Under this new model, many workers with disabilities are already performing at high productivity levels and earning the same wage as nondisabled employees.  Others require some additional training and support to reach this level of productivity, and like their nondisabled co-workers, they are provided this on-the-job training by the employer.  In order to encourage the continued adoption of community integrated employment models, and to facilitate ongoing systemic change culminating in the repeal of Section 14(c), we must answer an important question.  What should be done with those individuals who require a greater degree of intervention or have been erroneously placed as workers in these subminimum-wage environments?  
 
To answer this question, it must first be understood that although people with disabilities have greater challenges in gaining competitive integrated employment; these challenges do not prevent them from becoming productive employees.  Workers with disabilities, like workers without disabilities, have unique skills, interests, and abilities, and with the appropriate education, training, and support mechanisms, they can be productive employees competitive with their non-disabled co-workers.
 
Section 14(c) workshop owners fight reform and resort to threats of termination of workers with disabilities from their subminimum-wage jobs.  They paint a picture of hundreds of individuals with disabilities being sent to day rehabilitation environments or restricted to homecare, as though these are the only other alternatives.  This is a self-serving delusion that demonstrates an inability to provide quality training and employment while saying nothing about the actual capacity of workers with disabilities.  It prevents those individuals who are sinking in this quagmire of exploitation from receiving the opportunity to get the quality education, training, and support needed to obtain competitive integrated employment. 
 
There are viable, proven alternatives that offer training and competitive employment to individuals whom the workshops would otherwise condemn to a lifetime of segregated subminimum-wage employment.   The reality is that in order for some businesses to convert to a new competitive integrated business model, they may need to alter the employment relationship with certain disabled workers that they do not now know how to serve.
 
Some workshop managers may argue that they must fire workers if they are required to pay the minimum wage.
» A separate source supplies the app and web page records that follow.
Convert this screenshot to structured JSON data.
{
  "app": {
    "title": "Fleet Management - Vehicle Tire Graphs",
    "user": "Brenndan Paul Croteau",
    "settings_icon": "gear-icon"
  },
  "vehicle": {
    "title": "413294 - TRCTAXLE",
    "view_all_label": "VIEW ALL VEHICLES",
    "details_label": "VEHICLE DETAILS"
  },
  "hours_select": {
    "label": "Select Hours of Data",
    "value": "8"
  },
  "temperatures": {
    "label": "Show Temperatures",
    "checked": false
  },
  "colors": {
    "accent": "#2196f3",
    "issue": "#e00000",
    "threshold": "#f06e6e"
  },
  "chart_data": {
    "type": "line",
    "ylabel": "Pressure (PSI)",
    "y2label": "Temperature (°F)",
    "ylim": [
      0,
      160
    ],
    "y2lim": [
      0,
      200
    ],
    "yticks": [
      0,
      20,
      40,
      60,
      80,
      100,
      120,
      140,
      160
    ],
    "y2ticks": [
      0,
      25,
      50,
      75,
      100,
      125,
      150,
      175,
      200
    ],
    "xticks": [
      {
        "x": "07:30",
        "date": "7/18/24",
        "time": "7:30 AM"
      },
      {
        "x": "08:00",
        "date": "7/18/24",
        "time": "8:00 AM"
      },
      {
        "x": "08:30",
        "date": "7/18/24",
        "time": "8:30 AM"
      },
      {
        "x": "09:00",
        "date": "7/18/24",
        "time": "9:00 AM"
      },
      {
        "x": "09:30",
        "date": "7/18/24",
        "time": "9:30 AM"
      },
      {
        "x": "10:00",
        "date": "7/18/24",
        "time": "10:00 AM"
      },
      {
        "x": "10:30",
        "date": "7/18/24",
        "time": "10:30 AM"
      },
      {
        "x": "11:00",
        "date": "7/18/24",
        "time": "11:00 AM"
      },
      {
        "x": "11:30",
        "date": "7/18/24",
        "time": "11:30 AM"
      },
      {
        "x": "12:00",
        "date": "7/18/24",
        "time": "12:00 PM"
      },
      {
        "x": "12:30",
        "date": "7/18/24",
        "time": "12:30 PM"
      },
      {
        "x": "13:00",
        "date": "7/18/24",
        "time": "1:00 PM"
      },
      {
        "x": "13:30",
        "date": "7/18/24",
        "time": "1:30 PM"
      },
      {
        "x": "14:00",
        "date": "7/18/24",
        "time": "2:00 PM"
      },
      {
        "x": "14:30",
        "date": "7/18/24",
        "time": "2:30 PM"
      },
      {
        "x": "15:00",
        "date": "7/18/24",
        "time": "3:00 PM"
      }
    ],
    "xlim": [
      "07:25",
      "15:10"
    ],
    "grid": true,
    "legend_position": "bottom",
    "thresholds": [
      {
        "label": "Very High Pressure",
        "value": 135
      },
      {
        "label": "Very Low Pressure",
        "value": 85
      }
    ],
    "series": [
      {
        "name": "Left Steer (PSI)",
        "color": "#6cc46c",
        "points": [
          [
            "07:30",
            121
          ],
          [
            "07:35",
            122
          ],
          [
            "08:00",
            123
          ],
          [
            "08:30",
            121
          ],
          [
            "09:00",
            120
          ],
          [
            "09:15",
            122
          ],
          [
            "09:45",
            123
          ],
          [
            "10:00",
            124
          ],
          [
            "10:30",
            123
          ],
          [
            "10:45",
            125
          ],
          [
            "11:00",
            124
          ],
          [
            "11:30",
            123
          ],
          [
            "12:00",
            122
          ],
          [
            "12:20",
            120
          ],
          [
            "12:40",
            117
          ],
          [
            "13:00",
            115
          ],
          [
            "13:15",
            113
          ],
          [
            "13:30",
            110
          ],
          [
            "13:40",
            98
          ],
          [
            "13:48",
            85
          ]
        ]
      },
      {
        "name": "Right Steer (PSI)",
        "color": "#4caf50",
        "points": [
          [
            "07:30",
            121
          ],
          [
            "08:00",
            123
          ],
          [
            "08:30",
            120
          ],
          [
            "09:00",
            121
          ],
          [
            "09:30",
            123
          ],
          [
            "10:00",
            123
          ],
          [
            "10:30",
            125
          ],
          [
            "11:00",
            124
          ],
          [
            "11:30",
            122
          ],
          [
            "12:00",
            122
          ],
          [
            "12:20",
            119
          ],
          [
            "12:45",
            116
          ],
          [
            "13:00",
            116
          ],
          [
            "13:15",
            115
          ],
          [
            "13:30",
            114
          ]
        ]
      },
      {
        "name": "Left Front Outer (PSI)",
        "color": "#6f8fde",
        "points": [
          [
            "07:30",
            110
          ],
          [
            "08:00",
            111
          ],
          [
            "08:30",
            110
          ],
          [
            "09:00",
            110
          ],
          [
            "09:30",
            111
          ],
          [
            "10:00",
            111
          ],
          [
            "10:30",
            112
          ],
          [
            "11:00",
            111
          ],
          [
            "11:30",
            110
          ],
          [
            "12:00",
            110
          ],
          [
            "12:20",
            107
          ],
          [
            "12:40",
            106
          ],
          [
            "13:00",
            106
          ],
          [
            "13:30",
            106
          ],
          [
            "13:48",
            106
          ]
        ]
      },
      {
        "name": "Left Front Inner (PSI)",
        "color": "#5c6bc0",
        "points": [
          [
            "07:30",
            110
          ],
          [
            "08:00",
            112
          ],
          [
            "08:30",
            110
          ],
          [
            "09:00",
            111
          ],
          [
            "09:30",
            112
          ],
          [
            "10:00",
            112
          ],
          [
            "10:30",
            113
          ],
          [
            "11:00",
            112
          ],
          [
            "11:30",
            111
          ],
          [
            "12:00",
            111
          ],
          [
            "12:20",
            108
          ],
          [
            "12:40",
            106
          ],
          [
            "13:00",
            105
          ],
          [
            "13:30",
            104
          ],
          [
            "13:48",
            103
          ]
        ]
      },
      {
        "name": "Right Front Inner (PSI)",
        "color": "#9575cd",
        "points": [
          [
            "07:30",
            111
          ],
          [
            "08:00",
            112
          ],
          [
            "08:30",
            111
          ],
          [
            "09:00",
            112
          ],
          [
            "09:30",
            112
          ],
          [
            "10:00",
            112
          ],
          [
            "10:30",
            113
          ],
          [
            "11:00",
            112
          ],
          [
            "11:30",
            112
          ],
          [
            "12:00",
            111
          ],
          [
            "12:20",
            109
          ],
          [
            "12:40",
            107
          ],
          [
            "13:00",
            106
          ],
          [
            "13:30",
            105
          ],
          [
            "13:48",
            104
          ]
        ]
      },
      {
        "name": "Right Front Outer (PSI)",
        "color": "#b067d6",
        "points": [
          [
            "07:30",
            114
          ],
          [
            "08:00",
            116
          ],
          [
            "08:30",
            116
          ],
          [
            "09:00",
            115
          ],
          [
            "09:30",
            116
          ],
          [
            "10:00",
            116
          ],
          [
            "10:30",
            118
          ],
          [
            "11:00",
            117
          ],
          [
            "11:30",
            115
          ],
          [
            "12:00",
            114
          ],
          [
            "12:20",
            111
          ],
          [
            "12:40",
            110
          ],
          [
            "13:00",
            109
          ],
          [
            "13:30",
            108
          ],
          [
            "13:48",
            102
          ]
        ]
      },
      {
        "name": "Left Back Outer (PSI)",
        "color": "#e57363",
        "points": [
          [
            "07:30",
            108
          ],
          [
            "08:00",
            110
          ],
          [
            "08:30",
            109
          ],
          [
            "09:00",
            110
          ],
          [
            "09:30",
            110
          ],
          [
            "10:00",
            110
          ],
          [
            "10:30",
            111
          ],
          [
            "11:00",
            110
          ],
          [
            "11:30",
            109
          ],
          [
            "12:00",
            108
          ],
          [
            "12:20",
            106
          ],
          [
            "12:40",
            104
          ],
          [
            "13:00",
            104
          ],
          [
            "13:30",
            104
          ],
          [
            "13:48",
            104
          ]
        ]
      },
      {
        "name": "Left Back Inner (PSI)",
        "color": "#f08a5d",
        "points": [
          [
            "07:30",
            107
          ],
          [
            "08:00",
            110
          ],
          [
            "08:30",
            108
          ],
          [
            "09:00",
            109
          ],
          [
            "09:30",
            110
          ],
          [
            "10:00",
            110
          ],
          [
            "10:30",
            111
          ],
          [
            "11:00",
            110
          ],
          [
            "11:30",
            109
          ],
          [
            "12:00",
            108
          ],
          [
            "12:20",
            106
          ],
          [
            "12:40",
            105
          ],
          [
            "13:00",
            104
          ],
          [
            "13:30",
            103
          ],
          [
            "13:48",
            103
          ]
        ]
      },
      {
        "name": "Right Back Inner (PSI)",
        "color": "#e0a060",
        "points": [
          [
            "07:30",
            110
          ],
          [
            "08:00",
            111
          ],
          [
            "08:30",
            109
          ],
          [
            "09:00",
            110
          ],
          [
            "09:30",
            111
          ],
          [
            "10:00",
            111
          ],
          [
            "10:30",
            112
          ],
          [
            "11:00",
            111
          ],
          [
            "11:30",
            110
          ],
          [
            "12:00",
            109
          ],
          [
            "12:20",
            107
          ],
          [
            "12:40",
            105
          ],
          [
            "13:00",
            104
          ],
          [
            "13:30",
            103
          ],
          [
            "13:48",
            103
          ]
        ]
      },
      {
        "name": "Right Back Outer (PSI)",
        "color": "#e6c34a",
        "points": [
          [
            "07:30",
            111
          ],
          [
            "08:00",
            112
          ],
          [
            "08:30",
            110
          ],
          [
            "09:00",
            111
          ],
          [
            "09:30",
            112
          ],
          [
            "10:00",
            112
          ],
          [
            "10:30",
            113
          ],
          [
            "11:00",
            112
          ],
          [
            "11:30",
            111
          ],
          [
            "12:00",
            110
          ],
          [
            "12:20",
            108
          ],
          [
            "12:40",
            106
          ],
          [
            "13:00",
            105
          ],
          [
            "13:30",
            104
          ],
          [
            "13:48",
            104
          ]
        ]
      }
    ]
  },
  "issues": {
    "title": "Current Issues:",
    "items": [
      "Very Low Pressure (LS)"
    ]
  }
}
This would be true if they insisted that the worker perform work in accordance with a model that does not maximize their potential. If the employer is unable to competitively employ the worker with a disability, we should not continue to fund that employer.  We should be using those resources to develop and sustain systems that provide quality education, training, and supports that will empower people with disabilities to be productive employees.  
 
Why is it such a frightening consequence to have individuals with disabilities leave these downward spiraling exploitive environments to participate in an unpaid training program that will lead to competitive integrated employment, when nondisabled people participate in the training offered by colleges, vocational/technical schools, and other job training environments every day without compensation?  Contrary to those who would encourage us to allow workers with disabilities to continue to languish in these environments of low expectations, we support the following:   
 
Rather than continuing to condemn hundreds of thousands of individuals with disabilities to a lifetime of sheltered segregated subminimum-wage employment, we embrace the difficult task of reform that may temporarily leave some people without their subminimum-wage paychecks.  We support the expectation that people with disabilities – like their nondisabled peers – will pursue education and training that allow them to acquire skills and explore various opportunities that will lead to their competitive integrated employment.  It is not deemed acceptable for workers without disabilities to be relegated to subminimum-wage employment outcomes, reliant on public assistance for their existence, and deprived of their dignity and self-worth.  It is likewise unacceptable for workers with disabilities.